Whenever the string "byggnader" turns up in a line below, that line should be copied.
───── Exercise materials ─────
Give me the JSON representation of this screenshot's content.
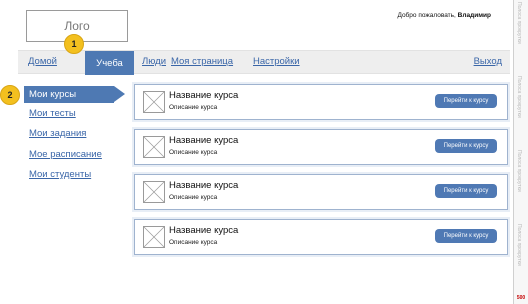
{
  "header": {
    "logo_label": "Лого",
    "welcome_prefix": "Добро пожаловать, ",
    "user_name": "Владимир"
  },
  "nav": {
    "home": "Домой",
    "study": "Учеба",
    "people": "Люди",
    "my_page": "Моя страница",
    "settings": "Настройки",
    "logout": "Выход"
  },
  "markers": [
    "1",
    "2"
  ],
  "sidebar": {
    "items": [
      {
        "label": "Мои курсы"
      },
      {
        "label": "Мои тесты"
      },
      {
        "label": "Мои задания"
      },
      {
        "label": "Мое расписание"
      },
      {
        "label": "Мои студенты"
      }
    ]
  },
  "courses": [
    {
      "title": "Название курса",
      "description": "Описание курса",
      "button": "Перейти к курсу"
    },
    {
      "title": "Название курса",
      "description": "Описание курса",
      "button": "Перейти к курсу"
    },
    {
      "title": "Название курса",
      "description": "Описание курса",
      "button": "Перейти к курсу"
    },
    {
      "title": "Название курса",
      "description": "Описание курса",
      "button": "Перейти к курсу"
    }
  ],
  "rail": {
    "labels": [
      "Полоса прокрутки",
      "Полоса прокрутки",
      "Полоса прокрутки",
      "Полоса прокрутки"
    ],
    "badge": "500"
  },
  "colors": {
    "accent": "#4e79b3",
    "link": "#3a66a8",
    "marker": "#f3c01f"
  }
}
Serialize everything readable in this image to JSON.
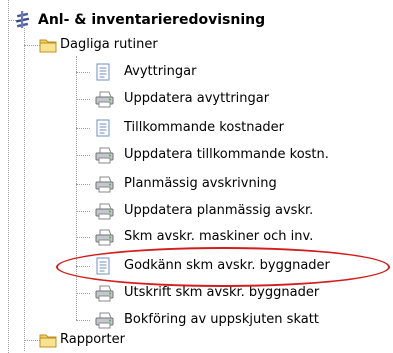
{
  "tree": {
    "root": {
      "label": "Anl- & inventarieredovisning",
      "icon": "module-icon"
    },
    "folders": [
      {
        "label": "Dagliga rutiner",
        "icon": "folder-icon"
      },
      {
        "label": "Rapporter",
        "icon": "folder-icon"
      }
    ],
    "items": [
      {
        "label": "Avyttringar",
        "icon": "document-icon"
      },
      {
        "label": "Uppdatera avyttringar",
        "icon": "printer-icon"
      },
      {
        "label": "Tillkommande kostnader",
        "icon": "document-icon"
      },
      {
        "label": "Uppdatera tillkommande kostn.",
        "icon": "printer-icon"
      },
      {
        "label": "Planmässig avskrivning",
        "icon": "printer-icon"
      },
      {
        "label": "Uppdatera planmässig avskr.",
        "icon": "printer-icon"
      },
      {
        "label": "Skm avskr. maskiner och inv.",
        "icon": "printer-icon"
      },
      {
        "label": "Godkänn skm avskr. byggnader",
        "icon": "document-icon",
        "highlighted": true
      },
      {
        "label": "Utskrift skm avskr. byggnader",
        "icon": "printer-icon"
      },
      {
        "label": "Bokföring av uppskjuten skatt",
        "icon": "printer-icon"
      }
    ]
  },
  "colors": {
    "highlight": "#d21e1e",
    "folder": "#f5cf5c",
    "tree_lines": "#a0a0a0"
  }
}
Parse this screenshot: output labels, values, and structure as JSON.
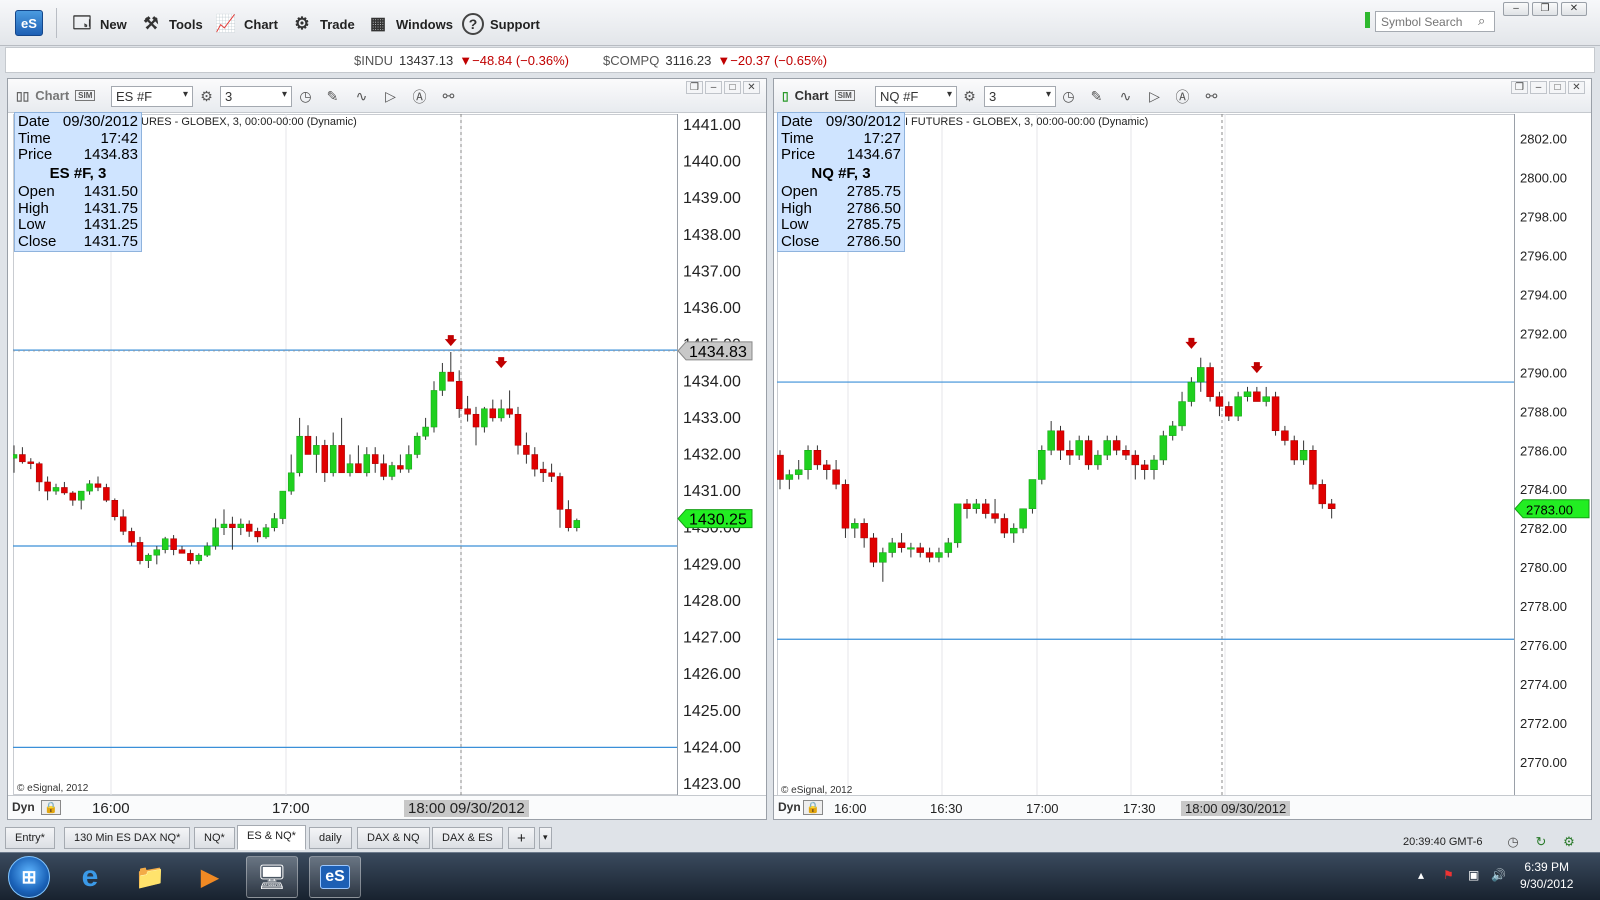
{
  "app": {
    "logo": "eS"
  },
  "toolbar": {
    "items": [
      {
        "label": "New",
        "icon": "new-window-icon"
      },
      {
        "label": "Tools",
        "icon": "tools-icon"
      },
      {
        "label": "Chart",
        "icon": "chart-icon"
      },
      {
        "label": "Trade",
        "icon": "trade-icon"
      },
      {
        "label": "Windows",
        "icon": "windows-icon"
      },
      {
        "label": "Support",
        "icon": "help-icon"
      }
    ],
    "search_placeholder": "Symbol Search"
  },
  "ticker": [
    {
      "symbol": "$INDU",
      "value": "13437.13",
      "change": "▼−48.84 (−0.36%)"
    },
    {
      "symbol": "$COMPQ",
      "value": "3116.23",
      "change": "▼−20.37 (−0.65%)"
    }
  ],
  "panes": {
    "left": {
      "title": "Chart",
      "symbol": "ES #F",
      "interval": "3",
      "description": "URES - GLOBEX, 3, 00:00-00:00 (Dynamic)",
      "copyright": "© eSignal, 2012",
      "dyn": "Dyn",
      "info": {
        "date_label": "Date",
        "date": "09/30/2012",
        "time_label": "Time",
        "time": "17:42",
        "price_label": "Price",
        "price": "1434.83",
        "symbol_interval": "ES #F, 3",
        "open_label": "Open",
        "open": "1431.50",
        "high_label": "High",
        "high": "1431.75",
        "low_label": "Low",
        "low": "1431.25",
        "close_label": "Close",
        "close": "1431.75"
      },
      "x_labels": [
        "16:00",
        "17:00"
      ],
      "x_highlight": "18:00 09/30/2012",
      "cursor_price": "1434.83",
      "last_price": "1430.25"
    },
    "right": {
      "title": "Chart",
      "symbol": "NQ #F",
      "interval": "3",
      "description": "NI FUTURES - GLOBEX, 3, 00:00-00:00 (Dynamic)",
      "copyright": "© eSignal, 2012",
      "dyn": "Dyn",
      "info": {
        "date_label": "Date",
        "date": "09/30/2012",
        "time_label": "Time",
        "time": "17:27",
        "price_label": "Price",
        "price": "1434.67",
        "symbol_interval": "NQ #F, 3",
        "open_label": "Open",
        "open": "2785.75",
        "high_label": "High",
        "high": "2786.50",
        "low_label": "Low",
        "low": "2785.75",
        "close_label": "Close",
        "close": "2786.50"
      },
      "x_labels": [
        "16:00",
        "16:30",
        "17:00",
        "17:30"
      ],
      "x_highlight": "18:00 09/30/2012",
      "last_price": "2783.00"
    }
  },
  "chart_data": [
    {
      "type": "candlestick",
      "title": "ES #F, 3",
      "ylim": [
        1423,
        1441
      ],
      "y_ticks": [
        "1441.00",
        "1440.00",
        "1439.00",
        "1438.00",
        "1437.00",
        "1436.00",
        "1435.00",
        "1434.00",
        "1433.00",
        "1432.00",
        "1431.00",
        "1430.00",
        "1429.00",
        "1428.00",
        "1427.00",
        "1426.00",
        "1425.00",
        "1424.00",
        "1423.00"
      ],
      "x_ticks": [
        "16:00",
        "17:00",
        "18:00 09/30/2012"
      ],
      "hlines": [
        1434.85,
        1429.5,
        1424.0
      ],
      "ohlc": [
        [
          1431.9,
          1432.25,
          1431.5,
          1432.0
        ],
        [
          1432.0,
          1432.2,
          1431.75,
          1431.8
        ],
        [
          1431.8,
          1431.9,
          1431.6,
          1431.75
        ],
        [
          1431.75,
          1431.8,
          1431.0,
          1431.25
        ],
        [
          1431.25,
          1431.4,
          1430.75,
          1431.0
        ],
        [
          1431.0,
          1431.2,
          1430.9,
          1431.1
        ],
        [
          1431.1,
          1431.25,
          1430.9,
          1430.95
        ],
        [
          1430.95,
          1431.0,
          1430.6,
          1430.75
        ],
        [
          1430.75,
          1431.0,
          1430.5,
          1431.0
        ],
        [
          1431.0,
          1431.3,
          1430.9,
          1431.2
        ],
        [
          1431.2,
          1431.4,
          1431.0,
          1431.1
        ],
        [
          1431.1,
          1431.2,
          1430.7,
          1430.75
        ],
        [
          1430.75,
          1430.8,
          1430.2,
          1430.3
        ],
        [
          1430.3,
          1430.5,
          1429.8,
          1429.9
        ],
        [
          1429.9,
          1430.0,
          1429.5,
          1429.6
        ],
        [
          1429.6,
          1429.75,
          1429.0,
          1429.1
        ],
        [
          1429.1,
          1429.3,
          1428.9,
          1429.25
        ],
        [
          1429.25,
          1429.5,
          1429.0,
          1429.4
        ],
        [
          1429.4,
          1429.75,
          1429.3,
          1429.7
        ],
        [
          1429.7,
          1429.8,
          1429.25,
          1429.4
        ],
        [
          1429.4,
          1429.5,
          1429.3,
          1429.3
        ],
        [
          1429.3,
          1429.4,
          1429.0,
          1429.1
        ],
        [
          1429.1,
          1429.3,
          1429.0,
          1429.25
        ],
        [
          1429.25,
          1429.6,
          1429.2,
          1429.5
        ],
        [
          1429.5,
          1430.25,
          1429.4,
          1430.0
        ],
        [
          1430.0,
          1430.5,
          1429.8,
          1430.1
        ],
        [
          1430.1,
          1430.3,
          1429.4,
          1430.0
        ],
        [
          1430.0,
          1430.25,
          1429.8,
          1430.1
        ],
        [
          1430.1,
          1430.2,
          1429.75,
          1429.9
        ],
        [
          1429.9,
          1430.0,
          1429.6,
          1429.75
        ],
        [
          1429.75,
          1430.1,
          1429.7,
          1430.0
        ],
        [
          1430.0,
          1430.4,
          1429.9,
          1430.25
        ],
        [
          1430.25,
          1431.0,
          1430.1,
          1431.0
        ],
        [
          1431.0,
          1432.0,
          1430.9,
          1431.5
        ],
        [
          1431.5,
          1433.0,
          1431.4,
          1432.5
        ],
        [
          1432.5,
          1432.8,
          1432.0,
          1432.0
        ],
        [
          1432.0,
          1432.5,
          1431.5,
          1432.25
        ],
        [
          1432.25,
          1432.4,
          1431.25,
          1431.5
        ],
        [
          1431.5,
          1432.6,
          1431.4,
          1432.25
        ],
        [
          1432.25,
          1433.0,
          1431.5,
          1431.5
        ],
        [
          1431.5,
          1432.0,
          1431.4,
          1431.75
        ],
        [
          1431.75,
          1432.25,
          1431.5,
          1431.5
        ],
        [
          1431.5,
          1432.2,
          1431.4,
          1432.0
        ],
        [
          1432.0,
          1432.2,
          1431.5,
          1431.75
        ],
        [
          1431.75,
          1432.0,
          1431.3,
          1431.4
        ],
        [
          1431.4,
          1431.8,
          1431.3,
          1431.7
        ],
        [
          1431.7,
          1432.0,
          1431.5,
          1431.6
        ],
        [
          1431.6,
          1432.25,
          1431.5,
          1432.0
        ],
        [
          1432.0,
          1432.6,
          1431.9,
          1432.5
        ],
        [
          1432.5,
          1433.0,
          1432.4,
          1432.75
        ],
        [
          1432.75,
          1434.0,
          1432.6,
          1433.75
        ],
        [
          1433.75,
          1434.5,
          1433.6,
          1434.25
        ],
        [
          1434.25,
          1434.8,
          1434.0,
          1434.0
        ],
        [
          1434.0,
          1434.3,
          1433.0,
          1433.25
        ],
        [
          1433.25,
          1433.6,
          1432.9,
          1433.1
        ],
        [
          1433.1,
          1433.3,
          1432.25,
          1432.75
        ],
        [
          1432.75,
          1433.3,
          1432.6,
          1433.25
        ],
        [
          1433.25,
          1433.5,
          1432.9,
          1433.0
        ],
        [
          1433.0,
          1433.5,
          1432.9,
          1433.25
        ],
        [
          1433.25,
          1433.75,
          1433.0,
          1433.1
        ],
        [
          1433.1,
          1433.3,
          1432.0,
          1432.25
        ],
        [
          1432.25,
          1432.6,
          1431.75,
          1432.0
        ],
        [
          1432.0,
          1432.2,
          1431.4,
          1431.6
        ],
        [
          1431.6,
          1431.8,
          1431.25,
          1431.5
        ],
        [
          1431.5,
          1431.75,
          1431.25,
          1431.4
        ],
        [
          1431.4,
          1431.5,
          1430.0,
          1430.5
        ],
        [
          1430.5,
          1430.75,
          1429.9,
          1430.0
        ],
        [
          1430.0,
          1430.25,
          1429.9,
          1430.2
        ]
      ],
      "markers": [
        {
          "bar": 52,
          "price": 1434.85
        },
        {
          "bar": 58,
          "price": 1434.25
        }
      ]
    },
    {
      "type": "candlestick",
      "title": "NQ #F, 3",
      "ylim": [
        2768,
        2803
      ],
      "y_ticks": [
        "2802.00",
        "2800.00",
        "2798.00",
        "2796.00",
        "2794.00",
        "2792.00",
        "2790.00",
        "2788.00",
        "2786.00",
        "2784.00",
        "2782.00",
        "2780.00",
        "2778.00",
        "2776.00",
        "2774.00",
        "2772.00",
        "2770.00"
      ],
      "x_ticks": [
        "16:00",
        "16:30",
        "17:00",
        "17:30",
        "18:00 09/30/2012"
      ],
      "hlines": [
        2789.5,
        2776.3
      ],
      "ohlc": [
        [
          2785.75,
          2786.0,
          2784.0,
          2784.5
        ],
        [
          2784.5,
          2785.0,
          2784.0,
          2784.75
        ],
        [
          2784.75,
          2785.5,
          2784.5,
          2785.0
        ],
        [
          2785.0,
          2786.25,
          2784.5,
          2786.0
        ],
        [
          2786.0,
          2786.25,
          2785.0,
          2785.25
        ],
        [
          2785.25,
          2785.5,
          2784.5,
          2785.0
        ],
        [
          2785.0,
          2785.5,
          2784.0,
          2784.25
        ],
        [
          2784.25,
          2784.5,
          2781.5,
          2782.0
        ],
        [
          2782.0,
          2782.5,
          2781.5,
          2782.25
        ],
        [
          2782.25,
          2782.5,
          2781.0,
          2781.5
        ],
        [
          2781.5,
          2781.75,
          2780.0,
          2780.25
        ],
        [
          2780.25,
          2781.0,
          2779.25,
          2780.75
        ],
        [
          2780.75,
          2781.5,
          2780.5,
          2781.25
        ],
        [
          2781.25,
          2781.75,
          2780.75,
          2781.0
        ],
        [
          2781.0,
          2781.25,
          2780.5,
          2781.0
        ],
        [
          2781.0,
          2781.25,
          2780.5,
          2780.75
        ],
        [
          2780.75,
          2781.0,
          2780.25,
          2780.5
        ],
        [
          2780.5,
          2781.0,
          2780.25,
          2780.75
        ],
        [
          2780.75,
          2781.5,
          2780.5,
          2781.25
        ],
        [
          2781.25,
          2783.25,
          2781.0,
          2783.25
        ],
        [
          2783.25,
          2783.5,
          2782.5,
          2783.0
        ],
        [
          2783.0,
          2783.5,
          2782.75,
          2783.25
        ],
        [
          2783.25,
          2783.5,
          2782.5,
          2782.75
        ],
        [
          2782.75,
          2783.5,
          2782.25,
          2782.5
        ],
        [
          2782.5,
          2782.75,
          2781.5,
          2781.75
        ],
        [
          2781.75,
          2782.25,
          2781.25,
          2782.0
        ],
        [
          2782.0,
          2783.0,
          2781.75,
          2783.0
        ],
        [
          2783.0,
          2784.5,
          2782.75,
          2784.5
        ],
        [
          2784.5,
          2786.25,
          2784.25,
          2786.0
        ],
        [
          2786.0,
          2787.5,
          2785.75,
          2787.0
        ],
        [
          2787.0,
          2787.25,
          2785.5,
          2786.0
        ],
        [
          2786.0,
          2786.5,
          2785.25,
          2785.75
        ],
        [
          2785.75,
          2786.75,
          2785.5,
          2786.5
        ],
        [
          2786.5,
          2786.75,
          2785.0,
          2785.25
        ],
        [
          2785.25,
          2786.0,
          2785.0,
          2785.75
        ],
        [
          2785.75,
          2786.75,
          2785.5,
          2786.5
        ],
        [
          2786.5,
          2786.75,
          2785.75,
          2786.0
        ],
        [
          2786.0,
          2786.25,
          2785.5,
          2785.75
        ],
        [
          2785.75,
          2786.0,
          2784.5,
          2785.25
        ],
        [
          2785.25,
          2785.5,
          2784.5,
          2785.0
        ],
        [
          2785.0,
          2785.75,
          2784.5,
          2785.5
        ],
        [
          2785.5,
          2787.0,
          2785.25,
          2786.75
        ],
        [
          2786.75,
          2787.5,
          2786.5,
          2787.25
        ],
        [
          2787.25,
          2789.0,
          2787.0,
          2788.5
        ],
        [
          2788.5,
          2789.75,
          2788.25,
          2789.5
        ],
        [
          2789.5,
          2790.75,
          2789.0,
          2790.25
        ],
        [
          2790.25,
          2790.5,
          2788.5,
          2788.75
        ],
        [
          2788.75,
          2789.0,
          2787.75,
          2788.25
        ],
        [
          2788.25,
          2788.5,
          2787.5,
          2787.75
        ],
        [
          2787.75,
          2789.0,
          2787.5,
          2788.75
        ],
        [
          2788.75,
          2789.25,
          2788.5,
          2789.0
        ],
        [
          2789.0,
          2789.25,
          2788.5,
          2788.5
        ],
        [
          2788.5,
          2789.25,
          2788.25,
          2788.75
        ],
        [
          2788.75,
          2789.0,
          2786.75,
          2787.0
        ],
        [
          2787.0,
          2787.25,
          2786.25,
          2786.5
        ],
        [
          2786.5,
          2786.75,
          2785.25,
          2785.5
        ],
        [
          2785.5,
          2786.5,
          2785.25,
          2786.0
        ],
        [
          2786.0,
          2786.25,
          2784.0,
          2784.25
        ],
        [
          2784.25,
          2784.5,
          2783.0,
          2783.25
        ],
        [
          2783.25,
          2783.5,
          2782.5,
          2783.0
        ]
      ],
      "markers": [
        {
          "bar": 44,
          "price": 2791.0
        },
        {
          "bar": 51,
          "price": 2789.75
        }
      ]
    }
  ],
  "tabs": [
    "Entry*",
    "130 Min ES DAX NQ*",
    "NQ*",
    "ES & NQ*",
    "daily",
    "DAX & NQ",
    "DAX & ES"
  ],
  "active_tab": "ES & NQ*",
  "status": {
    "clock": "20:39:40 GMT-6"
  },
  "taskbar": {
    "time": "6:39 PM",
    "date": "9/30/2012",
    "active_app": "eS"
  }
}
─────
#### Expected answer
        "label": "Godkänn skm avskr. byggnader",
        "label": "Utskrift skm avskr. byggnader",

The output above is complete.